Backup big man Anthony Tolliver has surpassed Dieng in the rotation at this point as he’s a better fit as a stretch big man in today’s NBA. It’s hard to imagine any team trading for Dieng straight up with that contract but the Timberwolves could try and include him any potential Jones deal.
3. Oklahoma City Thunder – In Need of Outside Shooting
The Oklahoma City Thunder don’t have any bad contracts per se, nor do they have any players that they’re aggressively looking to move on from. They do, however, have a glaring need and that is three-point shooting.
Currently, they’re shooting 30.1 percent from the three-point line as a team. That’s not going to get it done in today’s league if they truly want to be among the Western Conference’s elite. They do have Patrick Patterson reemerging as one of the better stretch fours in the league (38.6 percent), but after that everyone just kind of drops off a bit.
The Thunder could certainly use the addition of another outside shooter as the season goes on. Kyle Korver is rumored to be available although he’s been linked to Philadelphia recently. Perhaps they could put in an inquiry with the Miami HEAT about Wayne Ellington if the HEAT continues to struggle. Either way, unless the guys they already have step up, perimeter shooting will need to be addressed.
4. Meyers Leonard – Portland Trail Blazers
It’s not that Meyers Leonard has been bad for Portland, he’s actually been decent so far this season. But with the contract he has, Portland isn’t getting the value they expected when they entered that deal.
Instead, Zach Collins has supplanted him in the rotation, and Caleb Swanigan is close to doing so as well. Leonard has been mentioned in trade rumors for some time, so perhaps this season is the one where he and the Blazers part ways. His contract is expiring next season so that might be enticing to some teams.
He isn’t a bad player, and there might be a team out there willing to take a chance on an athletic big man who can run the floor and even stretch defenses out to the three-point line. At any rate, it might be time for both parties to go their separate ways.
5. Tyler Lydon – Denver Nuggets
The writing was on the wall when the Nuggets declined Tyler Lydon’s third-year option prior to the start of the season. He’ll be an unrestricted free agent at the end of the season.
He suffered an unfortunate injury early in his career and just hasn’t been given an opportunity to prove his worth as an NBA player. He played well in the G-League last season and has promise as a stretch big man. It’s just obvious that it won’t be realized in Denver.
He’s worth taking chance on for a team looking to add intriguing, youngish talent – especially since it shouldn’t cost too much to acquire him in a deal.
As the season progresses, there will be other situations around the division that might emerge on the trade front.
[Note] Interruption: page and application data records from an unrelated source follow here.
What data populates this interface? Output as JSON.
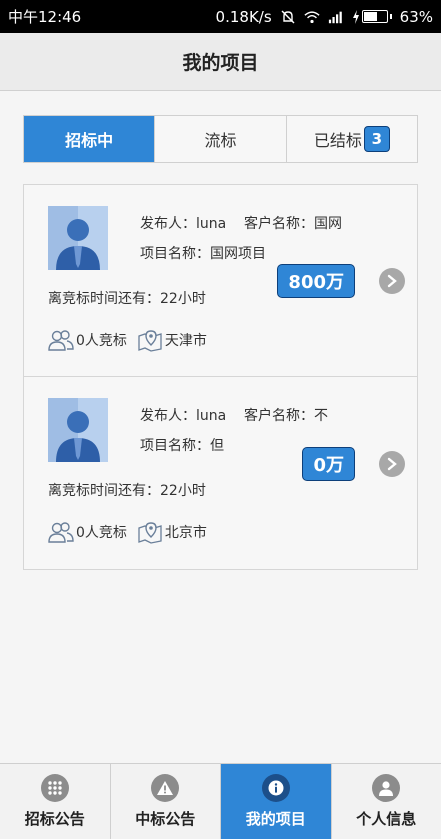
{
  "status_bar": {
    "time": "中午12:46",
    "network_speed": "0.18K/s",
    "battery_percent": "63%",
    "battery_level": 0.63,
    "icons": [
      "mute-icon",
      "wifi-icon",
      "signal-icon",
      "charging-icon",
      "battery-icon"
    ]
  },
  "header": {
    "title": "我的项目"
  },
  "tabs": [
    {
      "label": "招标中",
      "active": true
    },
    {
      "label": "流标",
      "active": false
    },
    {
      "label": "已结标",
      "active": false,
      "badge": "3"
    }
  ],
  "projects": [
    {
      "publisher_line": "发布人：luna",
      "client_line": "客户名称：国网",
      "project_line": "项目名称：国网项目",
      "amount": "800万",
      "deadline": "离竞标时间还有：22小时",
      "bidders": "0人竞标",
      "city": "天津市"
    },
    {
      "publisher_line": "发布人：luna",
      "client_line": "客户名称：不",
      "project_line": "项目名称：但",
      "amount": "0万",
      "deadline": "离竞标时间还有：22小时",
      "bidders": "0人竞标",
      "city": "北京市"
    }
  ],
  "bottom_nav": [
    {
      "label": "招标公告",
      "icon": "grid-icon",
      "active": false
    },
    {
      "label": "中标公告",
      "icon": "warning-icon",
      "active": false
    },
    {
      "label": "我的项目",
      "icon": "info-icon",
      "active": true
    },
    {
      "label": "个人信息",
      "icon": "person-icon",
      "active": false
    }
  ],
  "colors": {
    "accent": "#2f86d6",
    "badge_border": "#0d3f7a"
  }
}
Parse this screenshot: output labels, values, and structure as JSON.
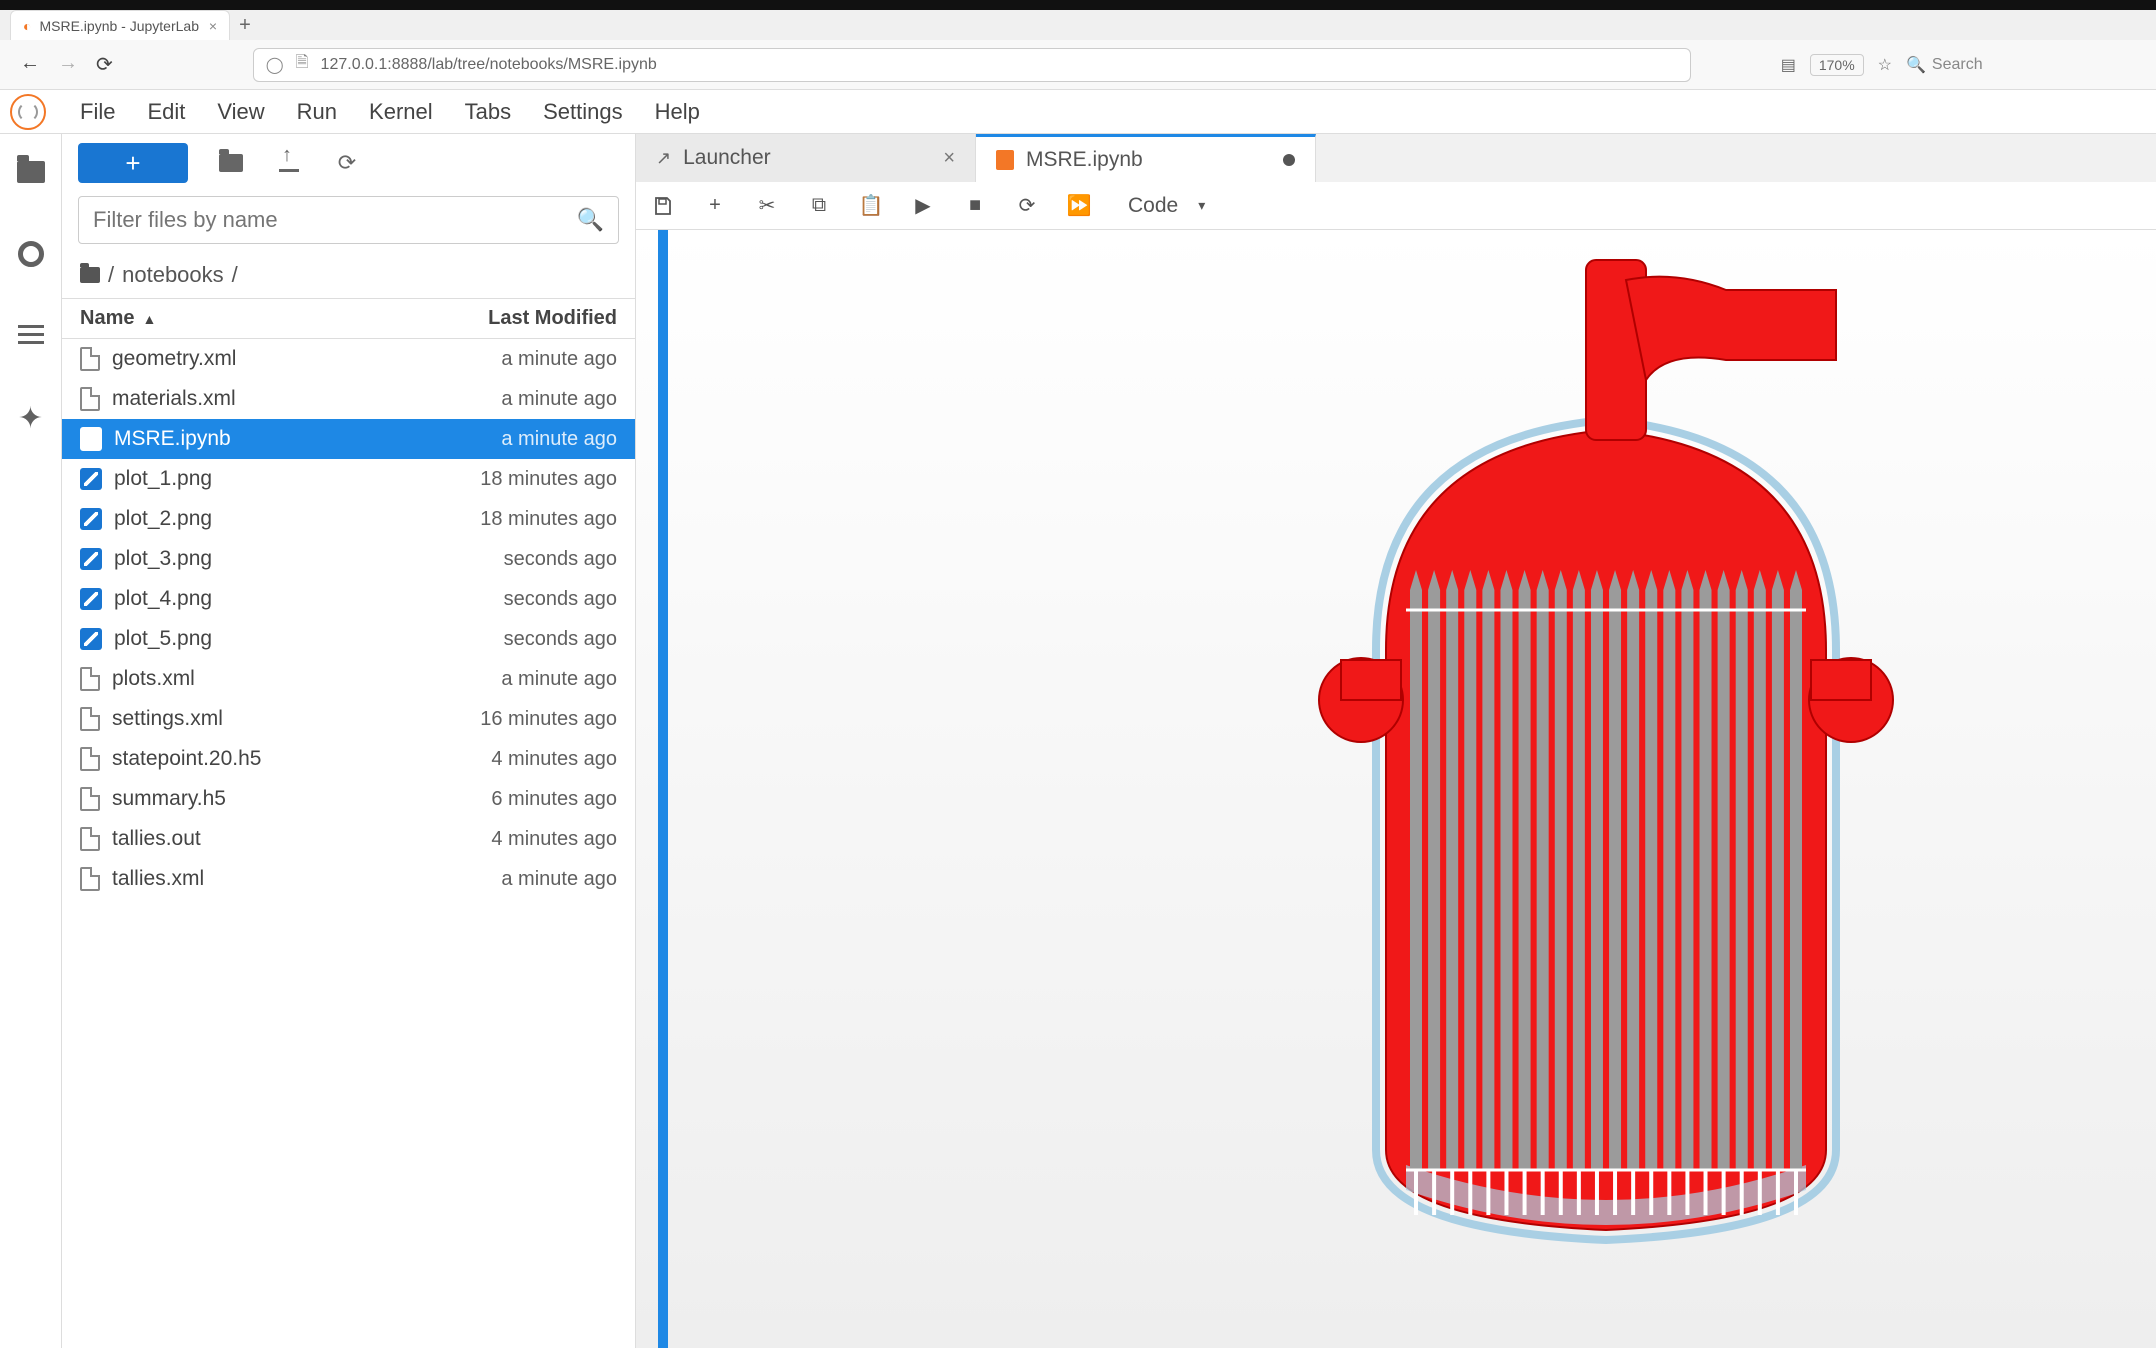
{
  "browser": {
    "tab_title": "MSRE.ipynb - JupyterLab",
    "url": "127.0.0.1:8888/lab/tree/notebooks/MSRE.ipynb",
    "zoom": "170%",
    "search_placeholder": "Search"
  },
  "menu": {
    "items": [
      "File",
      "Edit",
      "View",
      "Run",
      "Kernel",
      "Tabs",
      "Settings",
      "Help"
    ]
  },
  "sidebar": {
    "filter_placeholder": "Filter files by name",
    "breadcrumb_segments": [
      "/",
      "notebooks",
      "/"
    ],
    "columns": {
      "name": "Name",
      "modified": "Last Modified"
    },
    "files": [
      {
        "name": "geometry.xml",
        "modified": "a minute ago",
        "kind": "doc",
        "selected": false
      },
      {
        "name": "materials.xml",
        "modified": "a minute ago",
        "kind": "doc",
        "selected": false
      },
      {
        "name": "MSRE.ipynb",
        "modified": "a minute ago",
        "kind": "nb",
        "selected": true
      },
      {
        "name": "plot_1.png",
        "modified": "18 minutes ago",
        "kind": "img",
        "selected": false
      },
      {
        "name": "plot_2.png",
        "modified": "18 minutes ago",
        "kind": "img",
        "selected": false
      },
      {
        "name": "plot_3.png",
        "modified": "seconds ago",
        "kind": "img",
        "selected": false
      },
      {
        "name": "plot_4.png",
        "modified": "seconds ago",
        "kind": "img",
        "selected": false
      },
      {
        "name": "plot_5.png",
        "modified": "seconds ago",
        "kind": "img",
        "selected": false
      },
      {
        "name": "plots.xml",
        "modified": "a minute ago",
        "kind": "doc",
        "selected": false
      },
      {
        "name": "settings.xml",
        "modified": "16 minutes ago",
        "kind": "doc",
        "selected": false
      },
      {
        "name": "statepoint.20.h5",
        "modified": "4 minutes ago",
        "kind": "doc",
        "selected": false
      },
      {
        "name": "summary.h5",
        "modified": "6 minutes ago",
        "kind": "doc",
        "selected": false
      },
      {
        "name": "tallies.out",
        "modified": "4 minutes ago",
        "kind": "doc",
        "selected": false
      },
      {
        "name": "tallies.xml",
        "modified": "a minute ago",
        "kind": "doc",
        "selected": false
      }
    ]
  },
  "document_tabs": {
    "tabs": [
      {
        "label": "Launcher",
        "kind": "launcher",
        "active": false,
        "dirty": false,
        "closable": true
      },
      {
        "label": "MSRE.ipynb",
        "kind": "notebook",
        "active": true,
        "dirty": true,
        "closable": false
      }
    ]
  },
  "notebook_toolbar": {
    "cell_type": "Code"
  },
  "colors": {
    "accent": "#1e88e5",
    "jupyter_orange": "#f37726",
    "reactor_red": "#f01818",
    "reactor_gray": "#9b9b9b",
    "reactor_outline": "#a9cfe4"
  }
}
But, as of now, these are arguably some of the most active situations to keep an eye on.